Various medically assisted reproductive techniques (MAP) help infertile couples. However, the chances of success depend on a number of factors, including the age of the woman. And technological progress leaves little hope in the short term.
“We can’t do much after 40.” Herman Tournaye, Head of Department at Brussels IVF, the Center for Human Reproduction at UZ Brussels, cannot repeat it often enough: Age, age, age. “Nowadays women in their 30s or even beyond are thinking about having children. Couples think as long as the woman is menstruating, everything is fine and doctors can work miracles, but that’s not true,” he insists. “Women wrongly believe that with PMA we solve all problems. However, if the egg quality is poor, we are stuck,” says Marine Guisset, gynecologist and fertility specialist at the Clinique Saint-Jean in Brussels.
This also emerges from the report on the causes of infertility presented to the French government last February. “The ignorance of many couples to the reality of their declining fertility with age combined with overconfidence in the performance of assisted reproductive technologiesresult in a demand for ever-delayed medical support, thereby limiting the success rate.”
Professor Tournaye railed against the stories of elderly and pregnant celebrities circulating in the press. “Often it’s thanks to a younger woman’s egg, but not everyone realizes that.”
In Belgium, The age limit for treatments with your own eggs is set at 45 years. After the age of 43, patients are no longer entitled to reimbursement from the health insurance company. Women with frozen eggs or embryos can be fertilized up to the age of 47. In addition, the only way to benefit from an assisted reproductive technology is to go to Spain, where the limit is set at 50 years.
Technologies of the (distant) future
Unfortunately, no miracle technology on the horizon. “The 21st century was supposed to be the century of stem cells, from which sperm and egg cells develop. But the technology is not keeping up. It has yet to work in animals, which isn’t the case yet. If a technology is reliable for mice, it will be another 10 or 20 years before it’s available for humans,” notes Professor Tournaye.
“Some scientific studies in mice show encouraging results, but we are only at the end beginning, confirms Marine Guisset. However, There is hope that we will one day Improve oocyte quality. But beware: We are talking about genetic manipulation. Which may not happen in the next fifty years.
the rejuvenation of the ovaries is another increasingly popular technology. But Annick Delvigne, gynecologist and head of the PMA center at Clinique MontLégia (Liège), frets: “This practice will never work on a 40-year-old woman, but rather on 20-year-old women with ovarian failure – early menopause – and in which there are still small amounts of follicles in the ovaries. The most important current research is try to reactivate these residual follicles in young women. In the older woman, we would reactivate old eggs, which isn’t particularly interesting.
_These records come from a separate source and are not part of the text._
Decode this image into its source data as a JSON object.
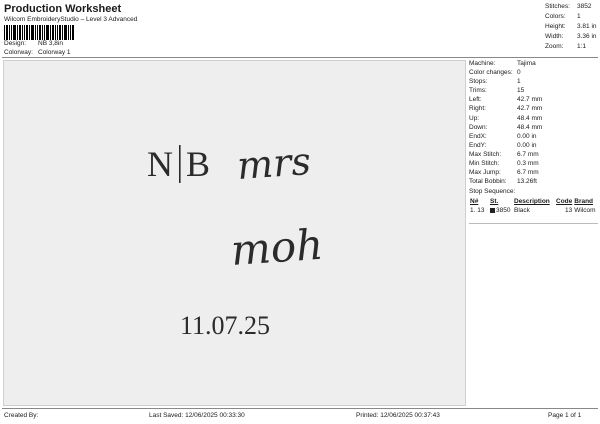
{
  "header": {
    "title": "Production Worksheet",
    "subtitle": "Wilcom EmbroideryStudio – Level 3 Advanced",
    "design_label": "Design:",
    "design_value": "NB 3,8in",
    "colorway_label": "Colorway:",
    "colorway_value": "Colorway 1"
  },
  "stats": [
    {
      "label": "Stitches:",
      "value": "3852"
    },
    {
      "label": "Colors:",
      "value": "1"
    },
    {
      "label": "Height:",
      "value": "3.81 in"
    },
    {
      "label": "Width:",
      "value": "3.36 in"
    },
    {
      "label": "Zoom:",
      "value": "1:1"
    }
  ],
  "design_text": {
    "initials_left": "N",
    "initials_right": "B",
    "script_1": "mrs",
    "script_2": "moh",
    "date": "11.07.25"
  },
  "machine_details": [
    {
      "label": "Machine:",
      "value": "Tajima"
    },
    {
      "label": "Color changes:",
      "value": "0"
    },
    {
      "label": "Stops:",
      "value": "1"
    },
    {
      "label": "Trims:",
      "value": "15"
    },
    {
      "label": "Left:",
      "value": "42.7 mm"
    },
    {
      "label": "Right:",
      "value": "42.7 mm"
    },
    {
      "label": "Up:",
      "value": "48.4 mm"
    },
    {
      "label": "Down:",
      "value": "48.4 mm"
    },
    {
      "label": "EndX:",
      "value": "0.00 in"
    },
    {
      "label": "EndY:",
      "value": "0.00 in"
    },
    {
      "label": "Max Stitch:",
      "value": "6.7 mm"
    },
    {
      "label": "Min Stitch:",
      "value": "0.3 mm"
    },
    {
      "label": "Max Jump:",
      "value": "6.7 mm"
    },
    {
      "label": "Total Bobbin:",
      "value": "13.26ft"
    }
  ],
  "stop_sequence": {
    "title": "Stop Sequence:",
    "columns": [
      "N#",
      "St.",
      "Description",
      "Code",
      "Brand"
    ],
    "rows": [
      {
        "index": "1.",
        "n": "13",
        "stitches": "3850",
        "description": "Black",
        "code": "13",
        "brand": "Wilcom",
        "color": "#222222"
      }
    ]
  },
  "footer": {
    "created": "Created By:",
    "saved": "Last Saved: 12/06/2025 00:33:30",
    "printed": "Printed: 12/06/2025 00:37:43",
    "page": "Page 1 of 1"
  },
  "colors": {
    "thread": "#2b2b2b",
    "canvas": "#eeeeee"
  }
}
Another track: Egg freezing before age 35. To? Too late! “We started with that Social Freeze in 2009. But to be honest, it’s unlikely that a woman who freezes her eggs at 40 will ever have a child.” Then it shouldn’t be cryopreservation – useful if the woman has not yet found the right partner – becomes “a prevention policy for couples who put careers ahead of parenthood, warns Christine Wyns, head of the gynecology department at the Cliniques Saint-Luc in Brussels. On the one hand, because pregnancy at an advanced age harbors risks, on the other hand, because success is not guaranteed.
Guaranteed, success is never guaranteed anyway, no matter what technique. In 2019, the success rate (at the first embryo transfer) in patients under 36 years old was 31%. And then it decreases with age. “There are very few areas of medicine where people accept treatment with such a low success rate,” notes Annick Delvigne.
According to the hospital, the chances could still dwindle. While anyone can use these techniques, not everyone has the same level of expertise. In 2015, the government began reimbursement for egg freezing for cancer patients. “Back then, the success rate per thawing cycle was 30-35% in the Brussel IP, but less than 8% in the rest of Belgium,” says Herman Tournaye.
However, consistent top expertise would not completely counteract the vagaries of the human body. In the house of micethese lucky ones IVF is 100% successful…
The three most popular techniques
Injecting sperm into the uterus (or cervix) to bring them as close as possible to the egg at the time of ovulation.
In vitro fertilization (IVF)
Fertilization of two reproductive cells, male and female, in the laboratory. Then, if successful, replacement of the embryos in the uterus.
Frozen Embryo Transfer
Freezing embryos obtained through IVF to create a reserve that doctors can use later for a new transfer.